Data shown Block Start

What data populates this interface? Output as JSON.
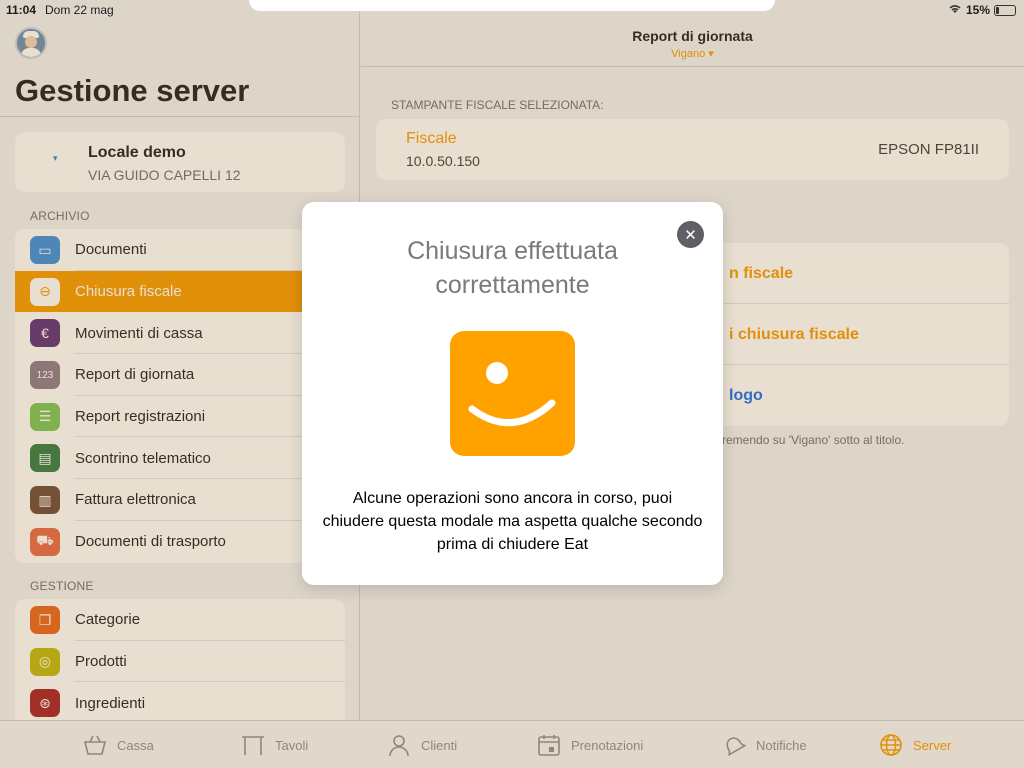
{
  "status_bar": {
    "time": "11:04",
    "date": "Dom 22 mag",
    "battery": "15%",
    "battery_level": 0.15
  },
  "sidebar": {
    "title": "Gestione server",
    "locale": {
      "name": "Locale demo",
      "address": "VIA GUIDO CAPELLI 12"
    },
    "sections": [
      {
        "label": "ARCHIVIO",
        "items": [
          {
            "label": "Documenti",
            "icon": "folder-icon",
            "color": "#3b8ee0"
          },
          {
            "label": "Chiusura fiscale",
            "icon": "circle-minus-icon",
            "color": "#f59a00",
            "selected": true
          },
          {
            "label": "Movimenti di cassa",
            "icon": "euro-icon",
            "color": "#5b2f7a"
          },
          {
            "label": "Report di giornata",
            "icon": "numbers-icon",
            "color": "#8a7a8c"
          },
          {
            "label": "Report registrazioni",
            "icon": "list-icon",
            "color": "#7cc45a"
          },
          {
            "label": "Scontrino telematico",
            "icon": "receipt-icon",
            "color": "#2f7a46"
          },
          {
            "label": "Fattura elettronica",
            "icon": "invoice-icon",
            "color": "#6b4a3a",
            "badge": true
          },
          {
            "label": "Documenti di trasporto",
            "icon": "truck-icon",
            "color": "#e8674a"
          }
        ]
      },
      {
        "label": "GESTIONE",
        "items": [
          {
            "label": "Categorie",
            "icon": "stack-icon",
            "color": "#e8651a"
          },
          {
            "label": "Prodotti",
            "icon": "product-icon",
            "color": "#c2b810"
          },
          {
            "label": "Ingredienti",
            "icon": "ingredients-icon",
            "color": "#a61f2a"
          }
        ]
      }
    ]
  },
  "main": {
    "nav_title": "Report di giornata",
    "nav_subtitle": "Vigano ▾",
    "printer_label": "STAMPANTE FISCALE SELEZIONATA:",
    "printer": {
      "name": "Fiscale",
      "ip": "10.0.50.150",
      "model": "EPSON FP81II"
    },
    "actions": [
      {
        "label": "n fiscale",
        "color": "orange"
      },
      {
        "label": "i chiusura fiscale",
        "color": "orange"
      },
      {
        "label": "logo",
        "color": "blue"
      }
    ],
    "hint": "remendo su 'Vigano' sotto al titolo."
  },
  "tabbar": {
    "tabs": [
      {
        "label": "Cassa",
        "icon": "basket-icon"
      },
      {
        "label": "Tavoli",
        "icon": "table-icon"
      },
      {
        "label": "Clienti",
        "icon": "person-icon"
      },
      {
        "label": "Prenotazioni",
        "icon": "calendar-icon"
      },
      {
        "label": "Notifiche",
        "icon": "bell-icon"
      },
      {
        "label": "Server",
        "icon": "globe-icon",
        "active": true
      }
    ]
  },
  "modal": {
    "title": "Chiusura effettuata correttamente",
    "message": "Alcune operazioni sono ancora in corso, puoi chiudere questa modale ma aspetta qualche secondo prima di chiudere Eat",
    "close_icon": "close-icon",
    "logo_color": "#ffa200"
  }
}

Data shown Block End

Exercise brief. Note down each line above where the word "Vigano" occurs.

Output below.
    "nav_subtitle": "Vigano ▾",
    "hint": "remendo su 'Vigano' sotto al titolo."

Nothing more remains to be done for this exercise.